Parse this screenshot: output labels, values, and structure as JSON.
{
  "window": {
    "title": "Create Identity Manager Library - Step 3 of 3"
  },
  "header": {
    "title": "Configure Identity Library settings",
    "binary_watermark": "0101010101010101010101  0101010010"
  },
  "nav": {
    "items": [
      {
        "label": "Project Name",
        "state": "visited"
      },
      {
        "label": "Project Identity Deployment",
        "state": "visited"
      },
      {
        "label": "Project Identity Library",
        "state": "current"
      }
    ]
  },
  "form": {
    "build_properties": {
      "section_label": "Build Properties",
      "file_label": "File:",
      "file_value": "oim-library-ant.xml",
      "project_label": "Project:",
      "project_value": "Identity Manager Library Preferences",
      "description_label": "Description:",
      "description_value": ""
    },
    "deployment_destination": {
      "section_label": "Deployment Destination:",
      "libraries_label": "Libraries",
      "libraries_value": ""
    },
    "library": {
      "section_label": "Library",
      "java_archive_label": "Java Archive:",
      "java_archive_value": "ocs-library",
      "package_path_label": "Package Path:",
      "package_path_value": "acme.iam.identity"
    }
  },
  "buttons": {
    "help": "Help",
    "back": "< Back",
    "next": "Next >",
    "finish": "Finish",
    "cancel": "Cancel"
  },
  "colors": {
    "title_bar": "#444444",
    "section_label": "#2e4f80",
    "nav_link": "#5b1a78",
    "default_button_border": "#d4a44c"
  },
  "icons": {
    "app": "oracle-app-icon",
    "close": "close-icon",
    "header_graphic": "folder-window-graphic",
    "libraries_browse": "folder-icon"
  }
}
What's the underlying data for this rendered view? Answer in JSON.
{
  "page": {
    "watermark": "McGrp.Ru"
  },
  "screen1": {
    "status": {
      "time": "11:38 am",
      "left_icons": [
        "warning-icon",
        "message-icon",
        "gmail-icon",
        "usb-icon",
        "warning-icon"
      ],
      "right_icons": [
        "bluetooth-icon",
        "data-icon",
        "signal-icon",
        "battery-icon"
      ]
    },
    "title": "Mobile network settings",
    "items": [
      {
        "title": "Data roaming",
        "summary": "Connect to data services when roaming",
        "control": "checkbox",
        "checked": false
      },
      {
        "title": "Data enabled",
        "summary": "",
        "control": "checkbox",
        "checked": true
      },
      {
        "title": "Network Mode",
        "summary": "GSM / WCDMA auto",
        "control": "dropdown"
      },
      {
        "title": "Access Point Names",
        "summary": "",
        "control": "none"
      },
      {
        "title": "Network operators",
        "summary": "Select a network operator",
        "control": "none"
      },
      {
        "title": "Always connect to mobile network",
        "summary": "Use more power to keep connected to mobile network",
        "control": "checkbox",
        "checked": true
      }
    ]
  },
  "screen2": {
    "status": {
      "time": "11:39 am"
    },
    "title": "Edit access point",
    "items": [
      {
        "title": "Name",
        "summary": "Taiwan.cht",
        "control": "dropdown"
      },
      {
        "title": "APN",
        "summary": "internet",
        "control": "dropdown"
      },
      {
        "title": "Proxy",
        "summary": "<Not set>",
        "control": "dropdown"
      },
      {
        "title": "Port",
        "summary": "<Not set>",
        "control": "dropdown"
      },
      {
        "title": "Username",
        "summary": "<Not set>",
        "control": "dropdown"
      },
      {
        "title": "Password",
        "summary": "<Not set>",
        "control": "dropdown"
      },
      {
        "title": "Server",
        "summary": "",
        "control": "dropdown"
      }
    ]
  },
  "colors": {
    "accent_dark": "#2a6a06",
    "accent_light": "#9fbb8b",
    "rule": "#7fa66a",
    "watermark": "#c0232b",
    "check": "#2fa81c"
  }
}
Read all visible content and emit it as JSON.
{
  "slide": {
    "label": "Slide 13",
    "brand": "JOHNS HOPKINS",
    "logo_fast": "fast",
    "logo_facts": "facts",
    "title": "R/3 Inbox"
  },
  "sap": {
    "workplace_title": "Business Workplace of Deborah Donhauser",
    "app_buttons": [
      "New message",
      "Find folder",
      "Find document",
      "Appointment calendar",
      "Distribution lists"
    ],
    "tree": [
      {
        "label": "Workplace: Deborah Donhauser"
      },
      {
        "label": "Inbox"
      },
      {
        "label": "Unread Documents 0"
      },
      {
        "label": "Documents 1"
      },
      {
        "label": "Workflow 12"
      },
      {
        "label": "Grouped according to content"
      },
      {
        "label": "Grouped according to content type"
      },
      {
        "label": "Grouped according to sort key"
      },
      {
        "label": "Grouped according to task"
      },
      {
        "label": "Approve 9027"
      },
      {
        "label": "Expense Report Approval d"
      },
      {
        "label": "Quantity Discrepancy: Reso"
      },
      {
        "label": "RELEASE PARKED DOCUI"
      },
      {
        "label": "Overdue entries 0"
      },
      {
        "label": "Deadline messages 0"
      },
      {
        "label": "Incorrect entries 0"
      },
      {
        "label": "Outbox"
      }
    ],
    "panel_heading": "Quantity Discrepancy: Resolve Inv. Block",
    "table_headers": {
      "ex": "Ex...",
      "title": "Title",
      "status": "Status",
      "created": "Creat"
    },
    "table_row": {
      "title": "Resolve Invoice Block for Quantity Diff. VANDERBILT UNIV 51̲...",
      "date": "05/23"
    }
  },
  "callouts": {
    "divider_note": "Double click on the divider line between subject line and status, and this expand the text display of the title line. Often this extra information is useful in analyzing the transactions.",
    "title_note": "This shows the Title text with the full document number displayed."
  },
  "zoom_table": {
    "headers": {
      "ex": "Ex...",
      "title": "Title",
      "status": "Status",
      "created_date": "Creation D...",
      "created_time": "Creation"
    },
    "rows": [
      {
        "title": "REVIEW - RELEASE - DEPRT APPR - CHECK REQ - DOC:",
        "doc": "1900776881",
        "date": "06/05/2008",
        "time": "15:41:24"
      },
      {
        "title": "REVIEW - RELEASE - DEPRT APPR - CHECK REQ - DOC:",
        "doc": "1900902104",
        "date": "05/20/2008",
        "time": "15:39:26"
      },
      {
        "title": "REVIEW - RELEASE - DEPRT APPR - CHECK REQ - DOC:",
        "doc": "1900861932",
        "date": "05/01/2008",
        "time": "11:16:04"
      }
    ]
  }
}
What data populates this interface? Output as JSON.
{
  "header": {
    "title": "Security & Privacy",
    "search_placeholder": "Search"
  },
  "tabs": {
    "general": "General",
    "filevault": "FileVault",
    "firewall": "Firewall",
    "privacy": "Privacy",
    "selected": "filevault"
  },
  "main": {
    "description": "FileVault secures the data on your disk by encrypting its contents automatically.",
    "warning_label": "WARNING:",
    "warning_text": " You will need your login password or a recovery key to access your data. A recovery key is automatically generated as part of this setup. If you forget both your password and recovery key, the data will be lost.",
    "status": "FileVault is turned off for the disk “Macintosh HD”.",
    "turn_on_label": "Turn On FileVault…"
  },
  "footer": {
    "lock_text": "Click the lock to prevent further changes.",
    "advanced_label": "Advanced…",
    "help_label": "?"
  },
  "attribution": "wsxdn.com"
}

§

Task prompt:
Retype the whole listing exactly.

Solution for this task:
Parse this screenshot: output labels, values, and structure as JSON.
{
  "window": {
    "title": "Create Identity Manager Library - Step 3 of 3"
  },
  "header": {
    "title": "Configure Identity Library settings",
    "binary_watermark": "0101010101010101010101  0101010010"
  },
  "nav": {
    "items": [
      {
        "label": "Project Name",
        "state": "visited"
      },
      {
        "label": "Project Identity Deployment",
        "state": "visited"
      },
      {
        "label": "Project Identity Library",
        "state": "current"
      }
    ]
  },
  "form": {
    "build_properties": {
      "section_label": "Build Properties",
      "file_label": "File:",
      "file_value": "oim-library-ant.xml",
      "project_label": "Project:",
      "project_value": "Identity Manager Library Preferences",
      "description_label": "Description:",
      "description_value": ""
    },
    "deployment_destination": {
      "section_label": "Deployment Destination:",
      "libraries_label": "Libraries",
      "libraries_value": ""
    },
    "library": {
      "section_label": "Library",
      "java_archive_label": "Java Archive:",
      "java_archive_value": "ocs-library",
      "package_path_label": "Package Path:",
      "package_path_value": "acme.iam.identity"
    }
  },
  "buttons": {
    "help": "Help",
    "back": "< Back",
    "next": "Next >",
    "finish": "Finish",
    "cancel": "Cancel"
  },
  "colors": {
    "title_bar": "#444444",
    "section_label": "#2e4f80",
    "nav_link": "#5b1a78",
    "default_button_border": "#d4a44c"
  },
  "icons": {
    "app": "oracle-app-icon",
    "close": "close-icon",
    "header_graphic": "folder-window-graphic",
    "libraries_browse": "folder-icon"
  }
}
What's the underlying data for this rendered view? Answer in JSON.
{
  "page": {
    "watermark": "McGrp.Ru"
  },
  "screen1": {
    "status": {
      "time": "11:38 am",
      "left_icons": [
        "warning-icon",
        "message-icon",
        "gmail-icon",
        "usb-icon",
        "warning-icon"
      ],
      "right_icons": [
        "bluetooth-icon",
        "data-icon",
        "signal-icon",
        "battery-icon"
      ]
    },
    "title": "Mobile network settings",
    "items": [
      {
        "title": "Data roaming",
        "summary": "Connect to data services when roaming",
        "control": "checkbox",
        "checked": false
      },
      {
        "title": "Data enabled",
        "summary": "",
        "control": "checkbox",
        "checked": true
      },
      {
        "title": "Network Mode",
        "summary": "GSM / WCDMA auto",
        "control": "dropdown"
      },
      {
        "title": "Access Point Names",
        "summary": "",
        "control": "none"
      },
      {
        "title": "Network operators",
        "summary": "Select a network operator",
        "control": "none"
      },
      {
        "title": "Always connect to mobile network",
        "summary": "Use more power to keep connected to mobile network",
        "control": "checkbox",
        "checked": true
      }
    ]
  },
  "screen2": {
    "status": {
      "time": "11:39 am"
    },
    "title": "Edit access point",
    "items": [
      {
        "title": "Name",
        "summary": "Taiwan.cht",
        "control": "dropdown"
      },
      {
        "title": "APN",
        "summary": "internet",
        "control": "dropdown"
      },
      {
        "title": "Proxy",
        "summary": "<Not set>",
        "control": "dropdown"
      },
      {
        "title": "Port",
        "summary": "<Not set>",
        "control": "dropdown"
      },
      {
        "title": "Username",
        "summary": "<Not set>",
        "control": "dropdown"
      },
      {
        "title": "Password",
        "summary": "<Not set>",
        "control": "dropdown"
      },
      {
        "title": "Server",
        "summary": "",
        "control": "dropdown"
      }
    ]
  },
  "colors": {
    "accent_dark": "#2a6a06",
    "accent_light": "#9fbb8b",
    "rule": "#7fa66a",
    "watermark": "#c0232b",
    "check": "#2fa81c"
  }
}
Read all visible content and emit it as JSON.
{
  "slide": {
    "label": "Slide 13",
    "brand": "JOHNS HOPKINS",
    "logo_fast": "fast",
    "logo_facts": "facts",
    "title": "R/3 Inbox"
  },
  "sap": {
    "workplace_title": "Business Workplace of Deborah Donhauser",
    "app_buttons": [
      "New message",
      "Find folder",
      "Find document",
      "Appointment calendar",
      "Distribution lists"
    ],
    "tree": [
      {
        "label": "Workplace: Deborah Donhauser"
      },
      {
        "label": "Inbox"
      },
      {
        "label": "Unread Documents 0"
      },
      {
        "label": "Documents 1"
      },
      {
        "label": "Workflow 12"
      },
      {
        "label": "Grouped according to content"
      },
      {
        "label": "Grouped according to content type"
      },
      {
        "label": "Grouped according to sort key"
      },
      {
        "label": "Grouped according to task"
      },
      {
        "label": "Approve 9027"
      },
      {
        "label": "Expense Report Approval d"
      },
      {
        "label": "Quantity Discrepancy: Reso"
      },
      {
        "label": "RELEASE PARKED DOCUI"
      },
      {
        "label": "Overdue entries 0"
      },
      {
        "label": "Deadline messages 0"
      },
      {
        "label": "Incorrect entries 0"
      },
      {
        "label": "Outbox"
      }
    ],
    "panel_heading": "Quantity Discrepancy: Resolve Inv. Block",
    "table_headers": {
      "ex": "Ex...",
      "title": "Title",
      "status": "Status",
      "created": "Creat"
    },
    "table_row": {
      "title": "Resolve Invoice Block for Quantity Diff. VANDERBILT UNIV 51̲...",
      "date": "05/23"
    }
  },
  "callouts": {
    "divider_note": "Double click on the divider line between subject line and status, and this expand the text display of the title line. Often this extra information is useful in analyzing the transactions.",
    "title_note": "This shows the Title text with the full document number displayed."
  },
  "zoom_table": {
    "headers": {
      "ex": "Ex...",
      "title": "Title",
      "status": "Status",
      "created_date": "Creation D...",
      "created_time": "Creation"
    },
    "rows": [
      {
        "title": "REVIEW - RELEASE - DEPRT APPR - CHECK REQ - DOC:",
        "doc": "1900776881",
        "date": "06/05/2008",
        "time": "15:41:24"
      },
      {
        "title": "REVIEW - RELEASE - DEPRT APPR - CHECK REQ - DOC:",
        "doc": "1900902104",
        "date": "05/20/2008",
        "time": "15:39:26"
      },
      {
        "title": "REVIEW - RELEASE - DEPRT APPR - CHECK REQ - DOC:",
        "doc": "1900861932",
        "date": "05/01/2008",
        "time": "11:16:04"
      }
    ]
  }
}
What data populates this interface? Output as JSON.
{
  "header": {
    "title": "Security & Privacy",
    "search_placeholder": "Search"
  },
  "tabs": {
    "general": "General",
    "filevault": "FileVault",
    "firewall": "Firewall",
    "privacy": "Privacy",
    "selected": "filevault"
  },
  "main": {
    "description": "FileVault secures the data on your disk by encrypting its contents automatically.",
    "warning_label": "WARNING:",
    "warning_text": " You will need your login password or a recovery key to access your data. A recovery key is automatically generated as part of this setup. If you forget both your password and recovery key, the data will be lost.",
    "status": "FileVault is turned off for the disk “Macintosh HD”.",
    "turn_on_label": "Turn On FileVault…"
  },
  "footer": {
    "lock_text": "Click the lock to prevent further changes.",
    "advanced_label": "Advanced…",
    "help_label": "?"
  },
  "attribution": "wsxdn.com"
}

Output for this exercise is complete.